Task to carry out :: Copy out each line of the data that holds the word "with".

Available data Block Start

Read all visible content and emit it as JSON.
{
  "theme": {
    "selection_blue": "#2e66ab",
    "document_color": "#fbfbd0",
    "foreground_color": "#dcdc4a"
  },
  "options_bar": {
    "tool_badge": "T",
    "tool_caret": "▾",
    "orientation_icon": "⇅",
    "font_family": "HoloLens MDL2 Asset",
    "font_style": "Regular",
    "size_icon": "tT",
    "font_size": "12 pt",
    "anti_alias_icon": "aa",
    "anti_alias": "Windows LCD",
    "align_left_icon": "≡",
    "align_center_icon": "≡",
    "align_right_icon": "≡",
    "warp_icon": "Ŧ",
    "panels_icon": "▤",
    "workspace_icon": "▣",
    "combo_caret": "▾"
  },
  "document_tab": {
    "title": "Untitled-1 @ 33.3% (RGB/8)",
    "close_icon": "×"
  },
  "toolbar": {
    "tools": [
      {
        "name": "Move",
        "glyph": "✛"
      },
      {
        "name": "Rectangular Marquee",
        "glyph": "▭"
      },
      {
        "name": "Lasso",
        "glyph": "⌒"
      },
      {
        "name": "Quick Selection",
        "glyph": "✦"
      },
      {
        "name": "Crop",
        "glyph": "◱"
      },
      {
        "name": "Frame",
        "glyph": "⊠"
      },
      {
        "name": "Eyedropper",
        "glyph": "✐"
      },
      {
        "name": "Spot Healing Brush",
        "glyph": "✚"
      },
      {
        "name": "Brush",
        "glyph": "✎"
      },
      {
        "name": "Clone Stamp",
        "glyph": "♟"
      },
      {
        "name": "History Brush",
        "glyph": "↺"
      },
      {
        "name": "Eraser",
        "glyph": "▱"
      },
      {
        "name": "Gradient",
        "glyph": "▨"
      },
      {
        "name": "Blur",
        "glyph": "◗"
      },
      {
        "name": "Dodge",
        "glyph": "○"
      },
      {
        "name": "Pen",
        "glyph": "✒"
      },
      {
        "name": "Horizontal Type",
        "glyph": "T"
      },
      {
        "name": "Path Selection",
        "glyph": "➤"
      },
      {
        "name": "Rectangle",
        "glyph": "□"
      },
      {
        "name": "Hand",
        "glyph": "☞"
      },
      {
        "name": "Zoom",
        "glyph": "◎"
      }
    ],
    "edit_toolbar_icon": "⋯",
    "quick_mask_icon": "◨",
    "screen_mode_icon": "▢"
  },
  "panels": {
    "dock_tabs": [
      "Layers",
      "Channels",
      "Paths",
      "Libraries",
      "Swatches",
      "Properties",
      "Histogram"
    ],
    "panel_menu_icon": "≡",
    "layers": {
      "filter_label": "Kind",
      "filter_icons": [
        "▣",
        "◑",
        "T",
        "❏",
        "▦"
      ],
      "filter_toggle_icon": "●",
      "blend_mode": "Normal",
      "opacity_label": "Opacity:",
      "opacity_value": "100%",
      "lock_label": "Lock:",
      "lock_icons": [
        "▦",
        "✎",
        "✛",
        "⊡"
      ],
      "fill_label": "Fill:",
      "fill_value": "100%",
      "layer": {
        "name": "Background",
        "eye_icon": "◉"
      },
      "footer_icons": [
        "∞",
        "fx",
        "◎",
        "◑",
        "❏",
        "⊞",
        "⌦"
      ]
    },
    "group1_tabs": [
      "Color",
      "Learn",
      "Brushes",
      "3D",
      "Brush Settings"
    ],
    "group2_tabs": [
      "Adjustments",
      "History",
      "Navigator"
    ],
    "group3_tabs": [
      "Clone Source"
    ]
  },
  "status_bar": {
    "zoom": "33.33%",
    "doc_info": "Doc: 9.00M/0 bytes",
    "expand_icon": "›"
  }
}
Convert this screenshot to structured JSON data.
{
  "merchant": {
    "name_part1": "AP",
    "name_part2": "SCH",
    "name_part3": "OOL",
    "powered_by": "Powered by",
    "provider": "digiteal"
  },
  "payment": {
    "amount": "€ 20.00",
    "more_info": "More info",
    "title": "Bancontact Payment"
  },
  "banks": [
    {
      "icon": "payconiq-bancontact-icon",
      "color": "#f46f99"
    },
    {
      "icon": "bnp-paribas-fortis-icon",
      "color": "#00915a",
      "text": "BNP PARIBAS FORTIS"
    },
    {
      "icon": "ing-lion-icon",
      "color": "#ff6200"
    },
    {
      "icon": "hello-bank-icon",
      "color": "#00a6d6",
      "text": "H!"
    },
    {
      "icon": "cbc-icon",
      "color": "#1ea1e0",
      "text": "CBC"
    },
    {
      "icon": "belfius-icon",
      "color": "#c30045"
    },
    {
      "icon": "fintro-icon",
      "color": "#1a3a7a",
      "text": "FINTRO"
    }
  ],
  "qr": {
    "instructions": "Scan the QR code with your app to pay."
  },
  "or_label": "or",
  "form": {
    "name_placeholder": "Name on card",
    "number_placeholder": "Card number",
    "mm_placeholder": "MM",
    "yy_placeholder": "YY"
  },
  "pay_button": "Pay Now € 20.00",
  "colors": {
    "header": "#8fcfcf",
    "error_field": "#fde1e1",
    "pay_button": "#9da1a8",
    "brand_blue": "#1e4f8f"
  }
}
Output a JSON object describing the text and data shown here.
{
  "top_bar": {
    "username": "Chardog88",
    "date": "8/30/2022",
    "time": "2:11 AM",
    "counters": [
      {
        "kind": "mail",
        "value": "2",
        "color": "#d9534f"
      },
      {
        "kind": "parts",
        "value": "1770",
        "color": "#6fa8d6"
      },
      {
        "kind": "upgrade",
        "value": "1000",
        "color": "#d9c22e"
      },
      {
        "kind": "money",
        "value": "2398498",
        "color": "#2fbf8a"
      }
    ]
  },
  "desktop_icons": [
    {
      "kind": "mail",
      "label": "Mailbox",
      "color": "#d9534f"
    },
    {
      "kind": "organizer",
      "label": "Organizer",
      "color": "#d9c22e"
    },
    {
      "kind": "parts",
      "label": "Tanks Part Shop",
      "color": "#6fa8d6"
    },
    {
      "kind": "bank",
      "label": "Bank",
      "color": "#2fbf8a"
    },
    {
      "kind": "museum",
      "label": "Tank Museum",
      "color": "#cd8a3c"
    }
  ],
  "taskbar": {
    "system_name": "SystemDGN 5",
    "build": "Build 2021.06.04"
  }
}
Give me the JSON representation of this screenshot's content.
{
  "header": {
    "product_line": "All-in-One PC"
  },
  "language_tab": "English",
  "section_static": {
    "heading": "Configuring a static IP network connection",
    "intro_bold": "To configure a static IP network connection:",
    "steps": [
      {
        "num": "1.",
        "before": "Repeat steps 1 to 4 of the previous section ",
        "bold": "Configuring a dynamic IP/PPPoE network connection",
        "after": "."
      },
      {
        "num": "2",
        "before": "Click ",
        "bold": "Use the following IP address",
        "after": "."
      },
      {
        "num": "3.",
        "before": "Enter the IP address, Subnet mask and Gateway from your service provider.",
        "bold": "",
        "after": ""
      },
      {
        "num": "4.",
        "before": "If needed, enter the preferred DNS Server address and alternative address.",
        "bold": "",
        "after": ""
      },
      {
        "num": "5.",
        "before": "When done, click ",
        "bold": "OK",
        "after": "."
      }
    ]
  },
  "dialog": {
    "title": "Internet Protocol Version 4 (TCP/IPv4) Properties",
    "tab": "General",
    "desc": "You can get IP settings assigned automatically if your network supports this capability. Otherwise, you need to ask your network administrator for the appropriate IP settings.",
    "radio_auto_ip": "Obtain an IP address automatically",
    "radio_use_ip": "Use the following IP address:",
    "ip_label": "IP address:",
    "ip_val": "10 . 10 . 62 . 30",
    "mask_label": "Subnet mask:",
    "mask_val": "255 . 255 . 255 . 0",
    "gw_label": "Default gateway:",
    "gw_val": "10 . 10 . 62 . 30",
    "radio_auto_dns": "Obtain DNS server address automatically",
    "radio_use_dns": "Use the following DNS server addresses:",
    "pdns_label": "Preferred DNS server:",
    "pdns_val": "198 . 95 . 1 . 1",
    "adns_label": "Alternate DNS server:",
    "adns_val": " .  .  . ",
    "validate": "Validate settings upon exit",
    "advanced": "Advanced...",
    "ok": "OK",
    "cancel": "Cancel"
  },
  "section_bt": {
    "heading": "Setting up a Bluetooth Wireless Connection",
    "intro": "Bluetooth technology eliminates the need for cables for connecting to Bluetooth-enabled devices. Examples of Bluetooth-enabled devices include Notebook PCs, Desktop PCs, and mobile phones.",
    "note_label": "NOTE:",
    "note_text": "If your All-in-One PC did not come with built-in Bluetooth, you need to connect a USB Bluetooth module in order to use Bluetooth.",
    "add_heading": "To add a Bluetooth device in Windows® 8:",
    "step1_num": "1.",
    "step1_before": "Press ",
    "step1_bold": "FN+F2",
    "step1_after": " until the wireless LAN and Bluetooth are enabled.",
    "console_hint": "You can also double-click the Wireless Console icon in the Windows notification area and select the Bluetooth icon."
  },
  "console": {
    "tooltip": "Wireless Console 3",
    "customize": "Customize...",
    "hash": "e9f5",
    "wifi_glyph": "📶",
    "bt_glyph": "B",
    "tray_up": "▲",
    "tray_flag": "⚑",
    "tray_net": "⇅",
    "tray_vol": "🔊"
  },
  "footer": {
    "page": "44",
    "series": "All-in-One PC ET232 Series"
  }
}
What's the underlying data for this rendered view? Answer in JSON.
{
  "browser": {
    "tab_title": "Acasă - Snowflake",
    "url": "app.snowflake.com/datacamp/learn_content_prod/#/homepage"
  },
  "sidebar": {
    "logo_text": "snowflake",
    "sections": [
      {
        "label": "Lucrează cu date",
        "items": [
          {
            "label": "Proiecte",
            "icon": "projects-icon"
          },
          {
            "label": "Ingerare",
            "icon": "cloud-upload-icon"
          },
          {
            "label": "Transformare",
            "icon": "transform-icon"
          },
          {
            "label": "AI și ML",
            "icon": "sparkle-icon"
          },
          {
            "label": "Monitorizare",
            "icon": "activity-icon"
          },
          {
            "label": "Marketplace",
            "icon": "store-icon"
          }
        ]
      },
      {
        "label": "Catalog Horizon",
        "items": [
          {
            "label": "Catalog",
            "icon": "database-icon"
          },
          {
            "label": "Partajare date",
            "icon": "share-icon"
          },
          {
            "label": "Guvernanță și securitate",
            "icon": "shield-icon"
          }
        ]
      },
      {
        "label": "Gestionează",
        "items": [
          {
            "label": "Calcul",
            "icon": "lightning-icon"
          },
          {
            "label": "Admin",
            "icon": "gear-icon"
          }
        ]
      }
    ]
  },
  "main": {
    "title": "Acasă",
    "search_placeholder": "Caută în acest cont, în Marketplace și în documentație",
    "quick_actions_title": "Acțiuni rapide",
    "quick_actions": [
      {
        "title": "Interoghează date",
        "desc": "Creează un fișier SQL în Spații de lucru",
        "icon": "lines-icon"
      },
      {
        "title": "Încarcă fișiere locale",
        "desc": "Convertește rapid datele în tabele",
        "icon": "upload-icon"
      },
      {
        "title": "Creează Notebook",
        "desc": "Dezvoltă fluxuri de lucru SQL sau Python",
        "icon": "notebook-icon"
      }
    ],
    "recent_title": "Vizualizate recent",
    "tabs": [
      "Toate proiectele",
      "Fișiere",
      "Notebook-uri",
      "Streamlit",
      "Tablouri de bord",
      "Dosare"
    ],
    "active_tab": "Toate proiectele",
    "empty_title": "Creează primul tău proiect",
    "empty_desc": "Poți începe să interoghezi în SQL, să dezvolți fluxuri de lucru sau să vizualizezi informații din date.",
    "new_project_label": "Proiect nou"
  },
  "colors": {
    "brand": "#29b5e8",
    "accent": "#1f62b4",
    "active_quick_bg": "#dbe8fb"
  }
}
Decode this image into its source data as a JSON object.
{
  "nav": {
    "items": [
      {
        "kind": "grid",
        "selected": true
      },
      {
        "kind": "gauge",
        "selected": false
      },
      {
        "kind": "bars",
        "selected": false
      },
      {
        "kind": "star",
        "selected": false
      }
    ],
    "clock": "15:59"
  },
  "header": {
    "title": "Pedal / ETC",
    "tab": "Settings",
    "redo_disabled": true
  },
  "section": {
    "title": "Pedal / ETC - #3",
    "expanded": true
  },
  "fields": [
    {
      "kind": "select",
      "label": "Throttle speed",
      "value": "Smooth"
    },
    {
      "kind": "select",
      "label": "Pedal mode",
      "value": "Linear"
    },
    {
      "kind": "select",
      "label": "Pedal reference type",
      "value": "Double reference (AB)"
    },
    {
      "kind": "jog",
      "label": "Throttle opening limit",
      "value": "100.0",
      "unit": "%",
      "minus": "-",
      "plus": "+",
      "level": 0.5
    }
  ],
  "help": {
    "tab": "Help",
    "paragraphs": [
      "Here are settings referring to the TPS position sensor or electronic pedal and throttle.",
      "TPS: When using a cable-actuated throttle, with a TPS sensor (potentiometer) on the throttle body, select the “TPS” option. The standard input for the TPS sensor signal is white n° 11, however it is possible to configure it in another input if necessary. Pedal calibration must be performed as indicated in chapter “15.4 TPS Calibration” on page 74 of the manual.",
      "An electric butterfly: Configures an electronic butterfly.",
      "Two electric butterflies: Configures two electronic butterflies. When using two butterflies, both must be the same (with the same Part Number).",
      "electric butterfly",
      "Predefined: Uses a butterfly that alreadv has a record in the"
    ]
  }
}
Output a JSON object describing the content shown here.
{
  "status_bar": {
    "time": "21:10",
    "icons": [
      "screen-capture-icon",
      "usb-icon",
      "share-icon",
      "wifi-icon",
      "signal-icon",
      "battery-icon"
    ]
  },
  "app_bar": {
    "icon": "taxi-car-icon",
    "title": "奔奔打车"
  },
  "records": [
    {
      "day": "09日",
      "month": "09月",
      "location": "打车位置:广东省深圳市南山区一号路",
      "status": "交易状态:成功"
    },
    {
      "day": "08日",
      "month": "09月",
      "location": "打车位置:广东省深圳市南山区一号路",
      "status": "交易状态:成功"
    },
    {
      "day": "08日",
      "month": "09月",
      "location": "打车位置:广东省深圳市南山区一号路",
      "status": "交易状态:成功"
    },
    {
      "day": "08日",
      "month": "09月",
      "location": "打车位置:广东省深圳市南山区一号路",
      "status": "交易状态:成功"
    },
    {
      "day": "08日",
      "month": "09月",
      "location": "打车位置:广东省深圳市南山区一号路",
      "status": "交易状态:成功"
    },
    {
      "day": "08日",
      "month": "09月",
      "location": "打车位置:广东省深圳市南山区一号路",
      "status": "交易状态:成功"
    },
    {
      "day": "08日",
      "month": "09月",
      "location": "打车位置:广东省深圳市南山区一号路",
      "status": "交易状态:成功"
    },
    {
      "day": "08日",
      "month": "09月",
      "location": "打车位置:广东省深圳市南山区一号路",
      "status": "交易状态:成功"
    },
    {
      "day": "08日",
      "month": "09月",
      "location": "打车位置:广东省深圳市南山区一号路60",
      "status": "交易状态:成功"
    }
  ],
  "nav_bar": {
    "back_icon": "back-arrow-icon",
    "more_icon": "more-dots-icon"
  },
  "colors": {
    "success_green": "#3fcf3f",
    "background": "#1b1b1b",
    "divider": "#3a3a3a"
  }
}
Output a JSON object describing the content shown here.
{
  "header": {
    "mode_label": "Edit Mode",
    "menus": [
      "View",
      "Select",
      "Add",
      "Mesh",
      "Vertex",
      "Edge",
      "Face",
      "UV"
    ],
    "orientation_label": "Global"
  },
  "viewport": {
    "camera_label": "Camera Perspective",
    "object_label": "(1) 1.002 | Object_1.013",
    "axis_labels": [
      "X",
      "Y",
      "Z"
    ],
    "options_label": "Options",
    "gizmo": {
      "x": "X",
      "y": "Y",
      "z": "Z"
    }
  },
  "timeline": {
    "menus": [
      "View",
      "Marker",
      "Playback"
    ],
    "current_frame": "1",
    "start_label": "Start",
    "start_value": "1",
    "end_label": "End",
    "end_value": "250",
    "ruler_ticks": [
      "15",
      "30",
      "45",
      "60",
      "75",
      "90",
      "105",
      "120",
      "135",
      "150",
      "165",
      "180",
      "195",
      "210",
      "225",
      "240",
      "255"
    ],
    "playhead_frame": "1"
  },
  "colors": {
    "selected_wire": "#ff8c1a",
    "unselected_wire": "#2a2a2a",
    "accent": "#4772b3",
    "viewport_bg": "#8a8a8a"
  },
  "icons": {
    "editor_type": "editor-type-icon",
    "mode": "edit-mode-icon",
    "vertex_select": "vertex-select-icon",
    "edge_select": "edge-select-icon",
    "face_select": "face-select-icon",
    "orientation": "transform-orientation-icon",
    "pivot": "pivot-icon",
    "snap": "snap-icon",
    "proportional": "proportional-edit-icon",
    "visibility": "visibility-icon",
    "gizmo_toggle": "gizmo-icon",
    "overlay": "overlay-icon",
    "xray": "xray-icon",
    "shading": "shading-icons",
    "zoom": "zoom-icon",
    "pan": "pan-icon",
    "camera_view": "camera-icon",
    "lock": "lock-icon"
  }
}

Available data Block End

Solution ::
    "instructions": "Scan the QR code with your app to pay."
    "note_text": "If your All-in-One PC did not come with built-in Bluetooth, you need to connect a USB Bluetooth module in order to use Bluetooth.",
      "TPS: When using a cable-actuated throttle, with a TPS sensor (potentiometer) on the throttle body, select the “TPS” option. The standard input for the TPS sensor signal is white n° 11, however it is possible to configure it in another input if necessary. Pedal calibration must be performed as indicated in chapter “15.4 TPS Calibration” on page 74 of the manual.",
      "Two electric butterflies: Configures two electronic butterflies. When using two butterflies, both must be the same (with the same Part Number).",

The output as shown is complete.